CS Certification Gains Momentum

CS Certification Gains Momentum

In light of the recent news articles making headlines across the country in regard to improperly sterilized reusable medical devices, the issue of requiring certification of Central Service (CS) technicians has become more important than ever.

By Josephine Colacci, JD

In light of the recent news articles making headlines across the country in regard to improperly sterilized reusable medical devices, the issue of requiring certification of Central Service (CS) technicians has become more important than ever.

As Steven J. Adams, RN, BA, CRCST, CHL, IAHCSMM president-elect and IAHCSMM Advocacy Committee member, explained, preventing infections from a CS professional perspective requires personnel to be focused and pay attention to details. “This does not come easily and re-quires education and ongoing training for CS professionals to become – and remain -- proficient in these skills. There should be no question but to require certification of CS technicians across the nation in order to further promote patient safety.” 

As 2016 commenced, the state of Connecticut ushered into law the certification of CS technicians. Connecticut marks the third state to re-quire certification of CS technicians; however, the International Association of Healthcare Central Service Materiel Management (IAHCSMM)'s work to educate state legislators has just begun. 

IAHCSMM’s legislative agenda for 2016 consists of certification legislation in Massachusetts and Pennsylvania. In Massachusetts, the legislation successfully passed out of the Joint Public Health Committee on November 25, 2015. The legislation awaits a vote in the Joint Health Care Financing Committee; it must successfully pass out of the Joint Health Care Financing Committee by March 16, 2016. We will be convening meetings with the committee co-chairs to ask them to move our bill forward.  In Pennsylvania, our focus is on educating legislators about our issue; this education process will take us a year to complete.  Recently, we met with several legislators on the House Health Committee to explain what CS technicians’ jobs entail and the reasons behind the introduction of the legislation.  We will continue the education process throughout 2016. 

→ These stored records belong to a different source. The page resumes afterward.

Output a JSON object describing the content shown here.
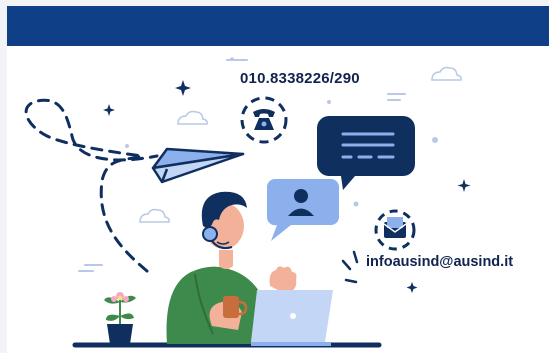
{
  "contact": {
    "phone": "010.8338226/290",
    "email": "infoausind@ausind.it"
  },
  "colors": {
    "header": "#0f3f86",
    "navy": "#0f2f5f",
    "sky": "#8cb0ec",
    "sweater": "#3e8a4c",
    "skin": "#f3b199"
  },
  "icons": [
    "telephone-icon",
    "chat-bubble-icon",
    "user-profile-icon",
    "paper-plane-icon",
    "envelope-icon",
    "laptop-icon",
    "headset-icon",
    "plant-icon",
    "coffee-cup-icon",
    "cloud-icon",
    "sparkle-icon"
  ]
}
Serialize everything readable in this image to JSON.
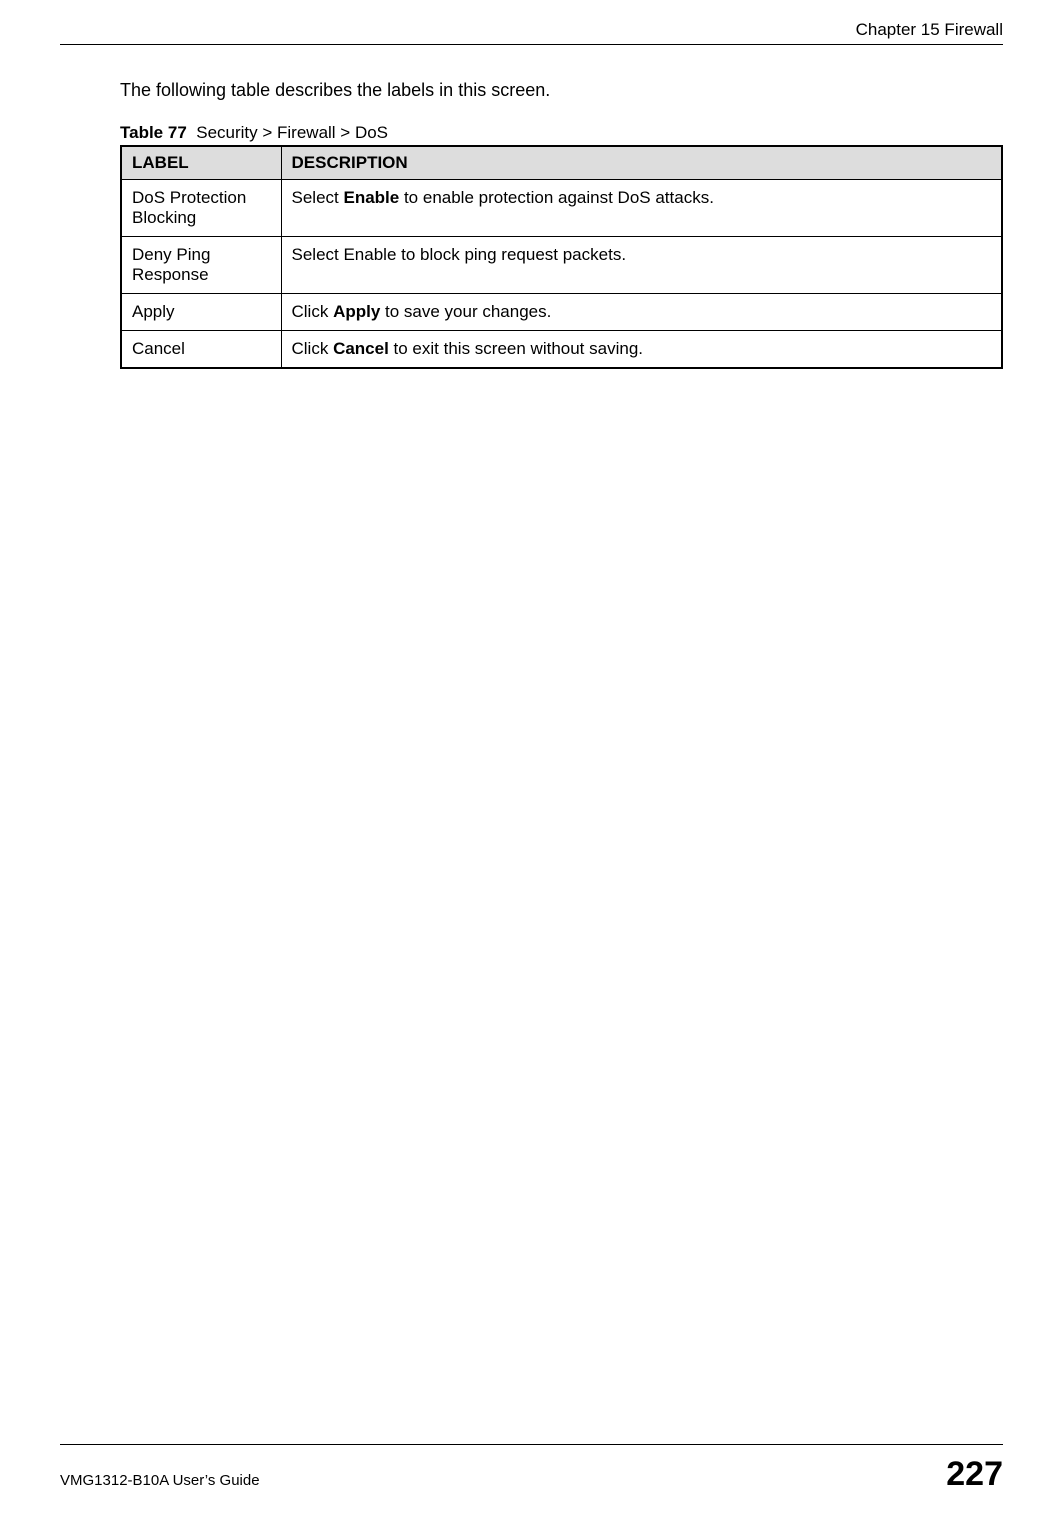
{
  "header": {
    "chapter": "Chapter 15 Firewall"
  },
  "intro": "The following table describes the labels in this screen.",
  "table": {
    "caption_prefix": "Table 77",
    "caption_text": "Security > Firewall > DoS",
    "headers": {
      "label": "LABEL",
      "description": "DESCRIPTION"
    },
    "rows": [
      {
        "label": "DoS Protection Blocking",
        "desc_pre": "Select ",
        "desc_bold": "Enable",
        "desc_post": " to enable protection against DoS attacks."
      },
      {
        "label": "Deny Ping Response",
        "desc_pre": "Select Enable to block ping request packets.",
        "desc_bold": "",
        "desc_post": ""
      },
      {
        "label": "Apply",
        "desc_pre": "Click ",
        "desc_bold": "Apply",
        "desc_post": " to save your changes."
      },
      {
        "label": "Cancel",
        "desc_pre": "Click ",
        "desc_bold": "Cancel",
        "desc_post": " to exit this screen without saving."
      }
    ]
  },
  "footer": {
    "guide": "VMG1312-B10A User’s Guide",
    "page": "227"
  }
}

At the end of January 2016, the state of Tennessee introduced two CS technician study bills; this was done without IAHCSMM’s knowledge and involvement. These study bills ask the Board for Licensing Health Care Facilities to report to the chairs of the House and Senate Health Committees on or before January 15, 2017, on whether or not CS technicians should be regulated. The IAHCSMM Advocacy Committee is reaching out to the sponsors of the legislation to learn the background into the introduction of these bills. 

Even though New Jersey, New York and Connecticut are currently the only states requiring certification of CS technicians, there’s a growing trend by healthcare facilities and CS departments across the country to require certification amongst reprocessing staff. It’s a move rooted in patient safety and infection prevention efforts, and one that can help advance knowledge, skills, quality and practice consistency within the discipline.

Having infection preventionists who understand and appreciate the valuable role CS professionals play in patient safety and positive patient outcomes is also critical. The same is true of infection preventionists’ willingness to stand behind the CS department to ensure its technicians have the support and tools they need to do their jobs safety, effectively and consistently, and in accordance with the latest industry standards, recommendations and manufacturers’ instructions for use. 

“With all the publicity regarding new and evolving bugs, and breaks in the infection prevention processes, it is more important than ever that CS professionals be thoroughly trained in proper technique and processes, and be certified and required to keep current with the latest standards and recommendations, technologies, instrumentation and best practices,” explains IAHCSMM Advocacy Committee member Steve Maley, CSPDM, CRCST, CHL.

For some facilities, recent advisories, such as the Sept. 15, 2015, Centers for Disease Control and Prevention (CDC) Health Advisory on the immediate need for healthcare facilities to review procedures for cleaning, disinfecting and sterilizing reusable medical devices, have helped strengthen relations between CS and Infection Prevention. It’s a positive development that IAHCSMM Advocacy Committee member Dawn Rooney, CRCST, CIS, has experienced firsthand.

Without questions, the push for CS certification, continuing education and knowledge advancement – regardless of whether or not a facility operates in a state that requires certification of CS technicians -- is a positive change that will impact care quality and patient safety both now and in the future.

As Damien Berg, BS, CA, CRCST, IAHCSMM Advocacy Committee At-Large member, reasoned, the need for continuing CS education and certification should be a must, especially considering that CS professionals are entrusted with cleaning and sterilizing instruments, and are a critical part of the patient’s care team. “Certification is that crucial piece that is needed.”

Josephine Colacci, JD, serves as government affairs director for the International Association of Healthcare Central Service Materiel Management (IAHCSMM).

Hide comments

Comments

  • Allowed HTML tags: <em> <strong> <blockquote> <br> <p>

Plain text

  • No HTML tags allowed.
  • Web page addresses and e-mail addresses turn into links automatically.
  • Lines and paragraphs break automatically.
Publish